“Now Egyptian oranges are popular among Chinese. Compared with American and Australian oranges, Egyptian oranges are more attractive in price and quality,” Eladwy told the Global Times. With a growing export volume, the number of oranges exported from his company to China rose from 960 tons in 2016 to 9,600 tons this year.
In order to satisfy customers, the planting area of Eladwy’s orchard is continuously extending. With the increasing demand, the number of his employees has grown 20 to 30 percent.
Moreover, the salary of a worker at a packing factory reaches $173, which is relatively well-paid in Egypt. A worker at a packing factory, Ahmed, told the Global Times he is lucky because his life has improved because of Chinese imports of Egyptian oranges.
According to the Horticultural Export Improvement Association of Egypt, the volume of Egyptian oranges exported to China was 24,000 tons in 2015. This number rose to 101,000 tons in 2017, valued at $80 million.
Orange exports are only a microcosm of the smooth trade between China and Egypt, as well as a vivid embodiment of the win-win cooperation under the BRI.
Eladwy is well aware that China is an open but highly competitive market. Several brands of Egyptian fresh oranges can be found on the e-commerce shopping platforms in China. Judging by consumers’ comments, Egyptian oranges receive public praise.
“As long as the taste is good, China is not particularly concerned about the country of origin of the fruit. But we want to create a brand of orange that can be approved by Chinese consumers,” said a trader, emphasizing the significance of brand awareness.

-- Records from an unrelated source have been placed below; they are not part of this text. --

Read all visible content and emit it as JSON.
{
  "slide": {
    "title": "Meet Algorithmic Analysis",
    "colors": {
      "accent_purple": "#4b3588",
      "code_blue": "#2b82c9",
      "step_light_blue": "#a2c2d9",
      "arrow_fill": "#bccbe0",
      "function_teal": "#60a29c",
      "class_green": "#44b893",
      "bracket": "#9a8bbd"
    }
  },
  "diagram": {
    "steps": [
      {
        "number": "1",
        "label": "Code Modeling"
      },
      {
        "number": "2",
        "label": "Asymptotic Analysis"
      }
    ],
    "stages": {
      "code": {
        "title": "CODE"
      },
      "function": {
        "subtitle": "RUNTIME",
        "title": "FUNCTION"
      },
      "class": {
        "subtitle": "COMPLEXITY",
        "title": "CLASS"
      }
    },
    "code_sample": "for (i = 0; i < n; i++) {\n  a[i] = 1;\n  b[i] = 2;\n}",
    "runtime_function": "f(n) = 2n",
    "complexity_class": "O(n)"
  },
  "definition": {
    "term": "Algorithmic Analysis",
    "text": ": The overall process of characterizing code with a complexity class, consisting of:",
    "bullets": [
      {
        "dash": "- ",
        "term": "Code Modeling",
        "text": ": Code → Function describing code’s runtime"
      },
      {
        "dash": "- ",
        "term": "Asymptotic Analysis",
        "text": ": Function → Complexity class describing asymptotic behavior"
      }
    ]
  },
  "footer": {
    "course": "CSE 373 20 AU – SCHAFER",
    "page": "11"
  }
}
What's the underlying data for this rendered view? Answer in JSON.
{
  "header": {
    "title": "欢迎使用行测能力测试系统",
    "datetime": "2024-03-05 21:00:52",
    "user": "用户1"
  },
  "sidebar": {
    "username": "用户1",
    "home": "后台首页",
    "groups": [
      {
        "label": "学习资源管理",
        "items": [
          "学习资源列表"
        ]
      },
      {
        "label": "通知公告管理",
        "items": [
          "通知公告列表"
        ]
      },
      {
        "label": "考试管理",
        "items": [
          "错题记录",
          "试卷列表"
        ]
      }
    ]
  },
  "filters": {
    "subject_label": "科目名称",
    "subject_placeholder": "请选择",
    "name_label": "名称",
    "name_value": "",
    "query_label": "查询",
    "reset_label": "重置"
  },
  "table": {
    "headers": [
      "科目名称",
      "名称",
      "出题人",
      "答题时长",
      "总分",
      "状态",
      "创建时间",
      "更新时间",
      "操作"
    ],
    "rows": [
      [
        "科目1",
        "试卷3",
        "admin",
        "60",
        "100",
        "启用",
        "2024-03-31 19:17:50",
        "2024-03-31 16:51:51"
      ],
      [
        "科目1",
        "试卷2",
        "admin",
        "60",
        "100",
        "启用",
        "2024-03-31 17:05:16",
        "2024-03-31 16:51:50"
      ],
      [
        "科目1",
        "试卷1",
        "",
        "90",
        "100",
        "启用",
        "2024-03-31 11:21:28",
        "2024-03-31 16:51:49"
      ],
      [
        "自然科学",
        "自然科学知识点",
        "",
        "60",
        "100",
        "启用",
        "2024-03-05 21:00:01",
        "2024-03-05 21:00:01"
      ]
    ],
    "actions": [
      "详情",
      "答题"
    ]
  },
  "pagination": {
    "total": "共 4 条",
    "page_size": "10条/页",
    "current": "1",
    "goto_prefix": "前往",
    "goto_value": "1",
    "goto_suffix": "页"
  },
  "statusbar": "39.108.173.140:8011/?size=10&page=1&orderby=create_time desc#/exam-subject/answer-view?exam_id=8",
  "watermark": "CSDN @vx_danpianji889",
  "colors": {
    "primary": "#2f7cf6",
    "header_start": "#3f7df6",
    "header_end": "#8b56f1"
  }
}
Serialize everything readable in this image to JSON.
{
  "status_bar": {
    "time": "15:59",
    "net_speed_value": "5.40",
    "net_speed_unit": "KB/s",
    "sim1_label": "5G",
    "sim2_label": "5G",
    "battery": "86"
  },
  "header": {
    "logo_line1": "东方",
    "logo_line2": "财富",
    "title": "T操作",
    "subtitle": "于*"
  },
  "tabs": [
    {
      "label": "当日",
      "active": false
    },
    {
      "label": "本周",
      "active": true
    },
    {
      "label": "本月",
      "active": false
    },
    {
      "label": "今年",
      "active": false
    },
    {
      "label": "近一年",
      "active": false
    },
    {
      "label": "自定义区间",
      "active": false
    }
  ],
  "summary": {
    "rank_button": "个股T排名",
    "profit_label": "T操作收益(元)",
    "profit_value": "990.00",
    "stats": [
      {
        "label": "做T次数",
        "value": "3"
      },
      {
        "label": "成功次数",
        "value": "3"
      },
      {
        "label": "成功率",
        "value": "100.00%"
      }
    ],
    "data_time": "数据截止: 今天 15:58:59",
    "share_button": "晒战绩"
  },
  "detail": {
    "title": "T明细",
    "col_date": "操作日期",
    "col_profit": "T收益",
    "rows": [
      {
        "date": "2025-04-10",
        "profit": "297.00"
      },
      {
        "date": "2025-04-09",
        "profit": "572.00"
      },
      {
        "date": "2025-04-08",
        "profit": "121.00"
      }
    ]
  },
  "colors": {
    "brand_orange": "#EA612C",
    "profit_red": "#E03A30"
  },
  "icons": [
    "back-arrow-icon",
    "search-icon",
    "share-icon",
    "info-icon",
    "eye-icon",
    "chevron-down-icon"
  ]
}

Talking about the first China International Import Expo, Eladwy told the Global Times, “It is a great platform for display and exchange, providing an excellent opportunity both for Egyptian products to enter China and Egyptian traders to develop a deeper understanding about the Chinese market.”

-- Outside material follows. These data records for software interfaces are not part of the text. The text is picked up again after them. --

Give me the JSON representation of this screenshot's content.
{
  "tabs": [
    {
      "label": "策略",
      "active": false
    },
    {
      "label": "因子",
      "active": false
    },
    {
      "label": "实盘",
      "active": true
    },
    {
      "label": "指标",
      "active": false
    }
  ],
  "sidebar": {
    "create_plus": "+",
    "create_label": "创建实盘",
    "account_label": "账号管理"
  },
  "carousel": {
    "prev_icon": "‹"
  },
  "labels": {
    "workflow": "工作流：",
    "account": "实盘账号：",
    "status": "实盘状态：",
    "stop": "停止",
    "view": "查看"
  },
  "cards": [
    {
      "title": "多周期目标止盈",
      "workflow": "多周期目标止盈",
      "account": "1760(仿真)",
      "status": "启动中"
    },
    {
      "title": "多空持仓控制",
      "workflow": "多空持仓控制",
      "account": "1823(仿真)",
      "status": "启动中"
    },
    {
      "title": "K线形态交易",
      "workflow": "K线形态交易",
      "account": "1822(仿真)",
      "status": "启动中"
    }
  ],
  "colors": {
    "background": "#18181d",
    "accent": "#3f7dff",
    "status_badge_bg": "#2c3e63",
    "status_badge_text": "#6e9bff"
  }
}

Professor Abdel told the Global Times that there has been a trade deficit between China and Egypt for a long time, so the expo can meet both countries’ demands. It is also a golden opportunity for Egypt to expand exports and balance bilateral trade.